======== DATASET CONTENT ========

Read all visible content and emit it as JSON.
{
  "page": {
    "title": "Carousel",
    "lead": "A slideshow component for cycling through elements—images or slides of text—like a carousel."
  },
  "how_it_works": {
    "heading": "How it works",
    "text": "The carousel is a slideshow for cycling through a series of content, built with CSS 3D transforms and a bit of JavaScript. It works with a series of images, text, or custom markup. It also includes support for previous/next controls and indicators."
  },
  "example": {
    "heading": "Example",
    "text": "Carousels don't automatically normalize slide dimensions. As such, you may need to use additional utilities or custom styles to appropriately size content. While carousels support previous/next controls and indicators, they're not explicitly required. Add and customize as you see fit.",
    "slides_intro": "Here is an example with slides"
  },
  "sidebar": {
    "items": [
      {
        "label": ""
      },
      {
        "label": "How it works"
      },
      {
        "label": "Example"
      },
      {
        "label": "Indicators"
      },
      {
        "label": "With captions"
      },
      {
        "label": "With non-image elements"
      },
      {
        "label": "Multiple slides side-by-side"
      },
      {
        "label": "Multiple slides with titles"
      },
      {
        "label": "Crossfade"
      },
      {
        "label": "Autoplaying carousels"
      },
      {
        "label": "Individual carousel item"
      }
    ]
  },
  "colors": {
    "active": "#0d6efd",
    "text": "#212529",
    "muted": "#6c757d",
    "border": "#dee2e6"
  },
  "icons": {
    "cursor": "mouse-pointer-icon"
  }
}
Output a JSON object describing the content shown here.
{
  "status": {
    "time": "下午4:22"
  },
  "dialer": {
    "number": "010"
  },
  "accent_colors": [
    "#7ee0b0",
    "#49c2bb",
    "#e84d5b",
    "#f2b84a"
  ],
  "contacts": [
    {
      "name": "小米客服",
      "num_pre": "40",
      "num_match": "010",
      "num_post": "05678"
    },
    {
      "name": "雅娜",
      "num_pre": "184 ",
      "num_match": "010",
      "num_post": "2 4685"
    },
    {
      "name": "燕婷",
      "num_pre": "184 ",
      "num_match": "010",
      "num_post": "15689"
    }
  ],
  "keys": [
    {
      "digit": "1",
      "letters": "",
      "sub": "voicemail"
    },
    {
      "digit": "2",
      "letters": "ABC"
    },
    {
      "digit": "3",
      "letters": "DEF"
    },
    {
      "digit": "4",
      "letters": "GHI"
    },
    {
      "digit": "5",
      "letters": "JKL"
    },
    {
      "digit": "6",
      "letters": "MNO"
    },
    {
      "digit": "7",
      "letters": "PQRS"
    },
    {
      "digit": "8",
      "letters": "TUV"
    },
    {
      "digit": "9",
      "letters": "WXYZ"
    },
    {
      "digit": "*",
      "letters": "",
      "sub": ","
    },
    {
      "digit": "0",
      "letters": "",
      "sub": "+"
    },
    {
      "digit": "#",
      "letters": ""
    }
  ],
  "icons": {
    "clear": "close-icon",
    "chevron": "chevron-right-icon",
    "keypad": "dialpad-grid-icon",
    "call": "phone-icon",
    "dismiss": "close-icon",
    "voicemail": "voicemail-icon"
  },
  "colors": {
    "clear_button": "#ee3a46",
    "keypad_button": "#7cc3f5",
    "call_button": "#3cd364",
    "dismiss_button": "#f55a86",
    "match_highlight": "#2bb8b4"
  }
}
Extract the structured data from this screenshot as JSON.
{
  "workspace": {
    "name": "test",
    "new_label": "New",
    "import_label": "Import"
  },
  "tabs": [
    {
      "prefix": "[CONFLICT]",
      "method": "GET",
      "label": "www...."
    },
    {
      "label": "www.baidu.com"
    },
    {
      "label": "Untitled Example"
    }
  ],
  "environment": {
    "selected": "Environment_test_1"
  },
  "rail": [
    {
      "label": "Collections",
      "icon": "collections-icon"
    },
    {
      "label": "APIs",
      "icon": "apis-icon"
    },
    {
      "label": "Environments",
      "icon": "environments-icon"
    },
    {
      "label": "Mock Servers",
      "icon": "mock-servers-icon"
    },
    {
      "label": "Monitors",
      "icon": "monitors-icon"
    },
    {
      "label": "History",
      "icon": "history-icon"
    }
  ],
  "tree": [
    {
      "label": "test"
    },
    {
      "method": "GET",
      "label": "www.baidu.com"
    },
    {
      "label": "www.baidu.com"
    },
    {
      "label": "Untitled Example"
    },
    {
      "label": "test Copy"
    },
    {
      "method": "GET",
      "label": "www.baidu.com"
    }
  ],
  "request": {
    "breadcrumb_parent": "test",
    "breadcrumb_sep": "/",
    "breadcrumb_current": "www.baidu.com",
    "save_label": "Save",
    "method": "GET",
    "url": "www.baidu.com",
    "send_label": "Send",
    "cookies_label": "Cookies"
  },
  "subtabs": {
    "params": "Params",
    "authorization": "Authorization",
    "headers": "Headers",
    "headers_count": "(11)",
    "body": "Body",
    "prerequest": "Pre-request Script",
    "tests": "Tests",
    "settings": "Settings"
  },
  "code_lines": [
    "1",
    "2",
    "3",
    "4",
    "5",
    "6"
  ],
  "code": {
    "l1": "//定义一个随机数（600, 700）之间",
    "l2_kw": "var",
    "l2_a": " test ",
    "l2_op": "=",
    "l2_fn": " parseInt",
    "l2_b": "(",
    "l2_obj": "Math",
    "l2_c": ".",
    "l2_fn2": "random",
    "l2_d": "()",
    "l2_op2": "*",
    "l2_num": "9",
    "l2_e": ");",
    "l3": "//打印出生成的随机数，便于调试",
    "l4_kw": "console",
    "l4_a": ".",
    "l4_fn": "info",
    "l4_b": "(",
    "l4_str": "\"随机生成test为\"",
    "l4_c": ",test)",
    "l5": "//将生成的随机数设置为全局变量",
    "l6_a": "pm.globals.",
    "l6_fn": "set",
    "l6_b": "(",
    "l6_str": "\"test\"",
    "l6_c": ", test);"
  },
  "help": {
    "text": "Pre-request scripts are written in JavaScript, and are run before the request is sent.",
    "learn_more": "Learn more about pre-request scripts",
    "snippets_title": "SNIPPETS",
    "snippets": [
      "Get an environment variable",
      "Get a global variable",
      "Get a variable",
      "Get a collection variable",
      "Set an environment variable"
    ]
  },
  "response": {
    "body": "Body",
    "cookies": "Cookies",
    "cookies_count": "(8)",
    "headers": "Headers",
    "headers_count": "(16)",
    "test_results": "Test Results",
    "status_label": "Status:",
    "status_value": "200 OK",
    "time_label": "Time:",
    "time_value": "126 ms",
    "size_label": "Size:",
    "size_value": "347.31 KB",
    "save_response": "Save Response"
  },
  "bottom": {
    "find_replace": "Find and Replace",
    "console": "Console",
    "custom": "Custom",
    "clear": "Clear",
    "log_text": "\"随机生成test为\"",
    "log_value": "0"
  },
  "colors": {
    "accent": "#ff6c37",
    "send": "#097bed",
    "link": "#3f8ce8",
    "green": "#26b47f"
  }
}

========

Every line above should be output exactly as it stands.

SOLVED PROBLEM.
Read all visible content and emit it as JSON.
{
  "page": {
    "title": "Carousel",
    "lead": "A slideshow component for cycling through elements—images or slides of text—like a carousel."
  },
  "how_it_works": {
    "heading": "How it works",
    "text": "The carousel is a slideshow for cycling through a series of content, built with CSS 3D transforms and a bit of JavaScript. It works with a series of images, text, or custom markup. It also includes support for previous/next controls and indicators."
  },
  "example": {
    "heading": "Example",
    "text": "Carousels don't automatically normalize slide dimensions. As such, you may need to use additional utilities or custom styles to appropriately size content. While carousels support previous/next controls and indicators, they're not explicitly required. Add and customize as you see fit.",
    "slides_intro": "Here is an example with slides"
  },
  "sidebar": {
    "items": [
      {
        "label": ""
      },
      {
        "label": "How it works"
      },
      {
        "label": "Example"
      },
      {
        "label": "Indicators"
      },
      {
        "label": "With captions"
      },
      {
        "label": "With non-image elements"
      },
      {
        "label": "Multiple slides side-by-side"
      },
      {
        "label": "Multiple slides with titles"
      },
      {
        "label": "Crossfade"
      },
      {
        "label": "Autoplaying carousels"
      },
      {
        "label": "Individual carousel item"
      }
    ]
  },
  "colors": {
    "active": "#0d6efd",
    "text": "#212529",
    "muted": "#6c757d",
    "border": "#dee2e6"
  },
  "icons": {
    "cursor": "mouse-pointer-icon"
  }
}
Output a JSON object describing the content shown here.
{
  "status": {
    "time": "下午4:22"
  },
  "dialer": {
    "number": "010"
  },
  "accent_colors": [
    "#7ee0b0",
    "#49c2bb",
    "#e84d5b",
    "#f2b84a"
  ],
  "contacts": [
    {
      "name": "小米客服",
      "num_pre": "40",
      "num_match": "010",
      "num_post": "05678"
    },
    {
      "name": "雅娜",
      "num_pre": "184 ",
      "num_match": "010",
      "num_post": "2 4685"
    },
    {
      "name": "燕婷",
      "num_pre": "184 ",
      "num_match": "010",
      "num_post": "15689"
    }
  ],
  "keys": [
    {
      "digit": "1",
      "letters": "",
      "sub": "voicemail"
    },
    {
      "digit": "2",
      "letters": "ABC"
    },
    {
      "digit": "3",
      "letters": "DEF"
    },
    {
      "digit": "4",
      "letters": "GHI"
    },
    {
      "digit": "5",
      "letters": "JKL"
    },
    {
      "digit": "6",
      "letters": "MNO"
    },
    {
      "digit": "7",
      "letters": "PQRS"
    },
    {
      "digit": "8",
      "letters": "TUV"
    },
    {
      "digit": "9",
      "letters": "WXYZ"
    },
    {
      "digit": "*",
      "letters": "",
      "sub": ","
    },
    {
      "digit": "0",
      "letters": "",
      "sub": "+"
    },
    {
      "digit": "#",
      "letters": ""
    }
  ],
  "icons": {
    "clear": "close-icon",
    "chevron": "chevron-right-icon",
    "keypad": "dialpad-grid-icon",
    "call": "phone-icon",
    "dismiss": "close-icon",
    "voicemail": "voicemail-icon"
  },
  "colors": {
    "clear_button": "#ee3a46",
    "keypad_button": "#7cc3f5",
    "call_button": "#3cd364",
    "dismiss_button": "#f55a86",
    "match_highlight": "#2bb8b4"
  }
}
Extract the structured data from this screenshot as JSON.
{
  "workspace": {
    "name": "test",
    "new_label": "New",
    "import_label": "Import"
  },
  "tabs": [
    {
      "prefix": "[CONFLICT]",
      "method": "GET",
      "label": "www...."
    },
    {
      "label": "www.baidu.com"
    },
    {
      "label": "Untitled Example"
    }
  ],
  "environment": {
    "selected": "Environment_test_1"
  },
  "rail": [
    {
      "label": "Collections",
      "icon": "collections-icon"
    },
    {
      "label": "APIs",
      "icon": "apis-icon"
    },
    {
      "label": "Environments",
      "icon": "environments-icon"
    },
    {
      "label": "Mock Servers",
      "icon": "mock-servers-icon"
    },
    {
      "label": "Monitors",
      "icon": "monitors-icon"
    },
    {
      "label": "History",
      "icon": "history-icon"
    }
  ],
  "tree": [
    {
      "label": "test"
    },
    {
      "method": "GET",
      "label": "www.baidu.com"
    },
    {
      "label": "www.baidu.com"
    },
    {
      "label": "Untitled Example"
    },
    {
      "label": "test Copy"
    },
    {
      "method": "GET",
      "label": "www.baidu.com"
    }
  ],
  "request": {
    "breadcrumb_parent": "test",
    "breadcrumb_sep": "/",
    "breadcrumb_current": "www.baidu.com",
    "save_label": "Save",
    "method": "GET",
    "url": "www.baidu.com",
    "send_label": "Send",
    "cookies_label": "Cookies"
  },
  "subtabs": {
    "params": "Params",
    "authorization": "Authorization",
    "headers": "Headers",
    "headers_count": "(11)",
    "body": "Body",
    "prerequest": "Pre-request Script",
    "tests": "Tests",
    "settings": "Settings"
  },
  "code_lines": [
    "1",
    "2",
    "3",
    "4",
    "5",
    "6"
  ],
  "code": {
    "l1": "//定义一个随机数（600, 700）之间",
    "l2_kw": "var",
    "l2_a": " test ",
    "l2_op": "=",
    "l2_fn": " parseInt",
    "l2_b": "(",
    "l2_obj": "Math",
    "l2_c": ".",
    "l2_fn2": "random",
    "l2_d": "()",
    "l2_op2": "*",
    "l2_num": "9",
    "l2_e": ");",
    "l3": "//打印出生成的随机数，便于调试",
    "l4_kw": "console",
    "l4_a": ".",
    "l4_fn": "info",
    "l4_b": "(",
    "l4_str": "\"随机生成test为\"",
    "l4_c": ",test)",
    "l5": "//将生成的随机数设置为全局变量",
    "l6_a": "pm.globals.",
    "l6_fn": "set",
    "l6_b": "(",
    "l6_str": "\"test\"",
    "l6_c": ", test);"
  },
  "help": {
    "text": "Pre-request scripts are written in JavaScript, and are run before the request is sent.",
    "learn_more": "Learn more about pre-request scripts",
    "snippets_title": "SNIPPETS",
    "snippets": [
      "Get an environment variable",
      "Get a global variable",
      "Get a variable",
      "Get a collection variable",
      "Set an environment variable"
    ]
  },
  "response": {
    "body": "Body",
    "cookies": "Cookies",
    "cookies_count": "(8)",
    "headers": "Headers",
    "headers_count": "(16)",
    "test_results": "Test Results",
    "status_label": "Status:",
    "status_value": "200 OK",
    "time_label": "Time:",
    "time_value": "126 ms",
    "size_label": "Size:",
    "size_value": "347.31 KB",
    "save_response": "Save Response"
  },
  "bottom": {
    "find_replace": "Find and Replace",
    "console": "Console",
    "custom": "Custom",
    "clear": "Clear",
    "log_text": "\"随机生成test为\"",
    "log_value": "0"
  },
  "colors": {
    "accent": "#ff6c37",
    "send": "#097bed",
    "link": "#3f8ce8",
    "green": "#26b47f"
  }
}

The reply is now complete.